Nikhil Sonnad recently wrote a piece for Quartz pointing out that many of the same pseudo-scientific products are promoted on both Gwynneth Paltrow's Goop and Alex Jones's InfoWars.
This article lost me at "people who can afford $25 'activated cashews'", which I gather means that they buy some amount of many cashews for $25, which of course most people I know have done cumulatively. So it's a statement that only sneers, and doesn't inform.
I also think it's misleading to say that Alex Jones "has said" Sandy Hook was staged, which I assume is literally true, but obscures the fact that he has since walked that back. Not that Alex Jones especially deserves excusing, but we're only getting the sizzle and not the vitamins -- the self-satisfaction and superiority, and not the caveats.
And that's just in the first few paragraphs. If I edited this person, I'd make a mental note to carefully check all of his facts and reign in his phrasings, to make sure we're not overstating, obscuring and sensationalizing information for the sake of entertainment. That editorial oversight doesn't seem to have happened here, so I don't know how seriously I should take the rest of it.
That said, my extended friends and family include quite a few people who buy these sorts of nonsense products, and probably half of them sometimes use homeopathic placebo pills and creams. The weirdest thing I've seen is a necklace with a piece of electronic circuitry on it, with a vague claim that it conducts some sort of beneficial energy field.
I've spent lots of time around learners and teachers who peddle much of this kind of nonsense, and claim to practice or study things like the effects of remote prayer, reading auras, and surviving bodily death. I've argued with the more intellectual promoters of such study. They feel that the limits of what is considered respectable to study in mainstream scholarship are too narrow, and it is cital to support the types of seeking of knowledge and connection that are excluded from study elsewhere. This has been the case with formerly eyeroll-inducing folk practices/substances like meditation, yoga, acupuncture, red wine, curry, MDMA, cannabis, germ flora, and prenatal and early childhood exposure to nuts and seafood -- all of which have demonstrated their value, in the face of dismissive skepticism, through further scientific study, or are in the process of being so.
I do think that there are some disturbing limits on what the mainstream considers respectable to wonder about. For instance, somehow it became ridiculous in serious conversation to worry about GMOs. Calls to more actively monitor GMO research and production, or to label them, are met with eyerolls. But there are many documented cases of environmental damage from GMOs, and disturbing legal precedents that make it illegal to farm with seeds you own if the company which modified them doesn't want you to. In other words, there is ample reason to respect and listen to concerns about GMOs.

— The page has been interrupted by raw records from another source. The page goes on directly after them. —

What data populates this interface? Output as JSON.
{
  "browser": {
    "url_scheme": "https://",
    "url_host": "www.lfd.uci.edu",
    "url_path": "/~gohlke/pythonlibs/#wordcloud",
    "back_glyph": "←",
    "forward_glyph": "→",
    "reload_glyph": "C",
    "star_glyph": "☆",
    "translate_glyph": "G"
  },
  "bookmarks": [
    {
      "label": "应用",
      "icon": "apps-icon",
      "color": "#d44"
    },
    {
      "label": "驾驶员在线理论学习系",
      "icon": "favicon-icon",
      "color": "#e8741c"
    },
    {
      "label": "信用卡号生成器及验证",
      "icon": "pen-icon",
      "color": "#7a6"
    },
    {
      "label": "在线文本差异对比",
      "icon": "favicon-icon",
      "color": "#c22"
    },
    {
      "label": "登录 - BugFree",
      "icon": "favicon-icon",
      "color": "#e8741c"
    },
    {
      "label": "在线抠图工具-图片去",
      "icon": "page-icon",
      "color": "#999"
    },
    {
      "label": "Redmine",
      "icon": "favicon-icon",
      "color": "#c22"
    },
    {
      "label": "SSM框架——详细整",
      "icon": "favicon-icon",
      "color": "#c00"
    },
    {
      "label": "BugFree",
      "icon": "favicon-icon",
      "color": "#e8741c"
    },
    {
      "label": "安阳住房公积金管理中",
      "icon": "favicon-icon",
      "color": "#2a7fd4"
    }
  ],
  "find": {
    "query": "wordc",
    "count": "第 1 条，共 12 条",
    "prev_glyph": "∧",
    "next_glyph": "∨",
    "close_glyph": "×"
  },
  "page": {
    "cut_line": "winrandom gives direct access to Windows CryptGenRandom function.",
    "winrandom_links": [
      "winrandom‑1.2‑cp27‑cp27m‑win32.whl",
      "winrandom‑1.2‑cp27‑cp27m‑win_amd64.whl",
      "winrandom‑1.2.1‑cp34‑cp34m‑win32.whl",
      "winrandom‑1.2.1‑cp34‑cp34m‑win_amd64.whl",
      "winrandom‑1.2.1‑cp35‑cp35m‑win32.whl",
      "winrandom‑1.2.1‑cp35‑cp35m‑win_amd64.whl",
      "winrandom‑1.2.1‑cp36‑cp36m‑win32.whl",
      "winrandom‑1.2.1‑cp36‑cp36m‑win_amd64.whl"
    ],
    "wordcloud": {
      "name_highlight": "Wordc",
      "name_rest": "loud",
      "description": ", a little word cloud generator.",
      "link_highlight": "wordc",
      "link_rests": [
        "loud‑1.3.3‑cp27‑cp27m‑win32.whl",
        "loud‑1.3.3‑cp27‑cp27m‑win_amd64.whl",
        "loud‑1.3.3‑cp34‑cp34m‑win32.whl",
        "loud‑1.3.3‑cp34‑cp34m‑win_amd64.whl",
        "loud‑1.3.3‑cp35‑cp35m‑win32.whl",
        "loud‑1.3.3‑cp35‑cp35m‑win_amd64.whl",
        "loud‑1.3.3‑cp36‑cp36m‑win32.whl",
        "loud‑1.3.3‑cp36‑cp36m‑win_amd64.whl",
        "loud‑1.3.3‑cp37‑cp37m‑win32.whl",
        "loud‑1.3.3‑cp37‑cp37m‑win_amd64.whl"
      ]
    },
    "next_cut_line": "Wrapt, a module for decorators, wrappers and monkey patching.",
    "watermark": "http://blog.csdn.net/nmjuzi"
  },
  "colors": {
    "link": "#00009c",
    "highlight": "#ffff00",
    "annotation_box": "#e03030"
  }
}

Similarly, vaccines in the US have indeed hurt many children due to government and industry incompetence, irresponsibility and/or greed. There are also many different points of failure at which the administration of a vaccine dose could harm your child, and the public at large, on net. I do allow all immunizations that my children's doctor recommends, and I think that's the responsible thing for all parents to do. But I certainly have reservations, and I think if you don't, that's fine, but it's because you're not informed or reflective enough on the topic to realize that reservations are appropriate. But parents with reservations are treated as know-nothing fools.

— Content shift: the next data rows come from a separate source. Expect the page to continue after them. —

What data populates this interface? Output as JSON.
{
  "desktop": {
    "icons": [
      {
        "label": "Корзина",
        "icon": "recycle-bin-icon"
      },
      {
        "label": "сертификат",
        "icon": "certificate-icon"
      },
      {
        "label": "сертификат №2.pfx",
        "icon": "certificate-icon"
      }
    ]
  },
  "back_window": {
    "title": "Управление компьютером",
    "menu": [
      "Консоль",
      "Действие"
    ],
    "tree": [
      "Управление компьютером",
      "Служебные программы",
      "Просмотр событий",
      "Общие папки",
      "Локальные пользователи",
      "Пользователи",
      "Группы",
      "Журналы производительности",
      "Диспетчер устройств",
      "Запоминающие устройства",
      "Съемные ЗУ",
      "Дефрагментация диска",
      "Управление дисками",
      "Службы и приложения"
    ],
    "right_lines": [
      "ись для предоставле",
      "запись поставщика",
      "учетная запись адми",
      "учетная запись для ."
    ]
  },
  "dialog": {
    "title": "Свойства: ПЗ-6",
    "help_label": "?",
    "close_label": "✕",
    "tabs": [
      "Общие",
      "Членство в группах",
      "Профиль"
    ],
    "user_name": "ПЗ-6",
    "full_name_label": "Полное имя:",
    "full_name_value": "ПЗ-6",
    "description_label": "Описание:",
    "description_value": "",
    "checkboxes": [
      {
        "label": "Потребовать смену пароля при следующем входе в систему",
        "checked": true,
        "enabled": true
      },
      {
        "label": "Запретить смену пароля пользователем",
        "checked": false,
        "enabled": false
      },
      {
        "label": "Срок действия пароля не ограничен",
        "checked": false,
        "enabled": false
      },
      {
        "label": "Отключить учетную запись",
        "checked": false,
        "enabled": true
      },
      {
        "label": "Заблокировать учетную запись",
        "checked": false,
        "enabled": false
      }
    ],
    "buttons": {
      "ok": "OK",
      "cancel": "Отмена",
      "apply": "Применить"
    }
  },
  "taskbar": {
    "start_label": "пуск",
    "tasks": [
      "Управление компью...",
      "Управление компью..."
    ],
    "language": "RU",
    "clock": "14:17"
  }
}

Another one is vitamins. There are numerous articles that announce that multivitamins have failed all sorts of experiments, but that don't get into the weeds about how some of the components of multivitamins have shown positive effects. We know precious little, really, about vitamins and nutrition, but we don't know enough to be certain what the effects of taking all sorts of supplements are.
To take up an especially dangerous example of excessive certainty, I think we popularly assume we know more about climate change than we do. I agree that it's very likely true that the planet is warming and human activity is the main cause. But I also acknowledge that the global climate is a hugely complicated and somewhat chaotic system, whose complexities our past models and theories have often significantly failed to capture
I don't buy crystals or homeopathic placebos or other similarly ridiculous products. But I think we should all keep in mind how very many times in history folk knowledge has run ahead of scientific knowledge, and how many times mainstream science has served politics, groupthink, hubris and oppression and forestalled understanding and truth.
It's fine to say that, on balance, the evidence for homeopathy or activated cashews appears vanishingly weak. But they can be bullshit without us having to overstate our case. I think people who believe in that microchip necklace or the power of crystals are ingenuous fools. But I also think there's plenty I don't know about all of the ideas around them, and the experiences of their users. It's not where I would focus research, but I don't want to be too smug about it.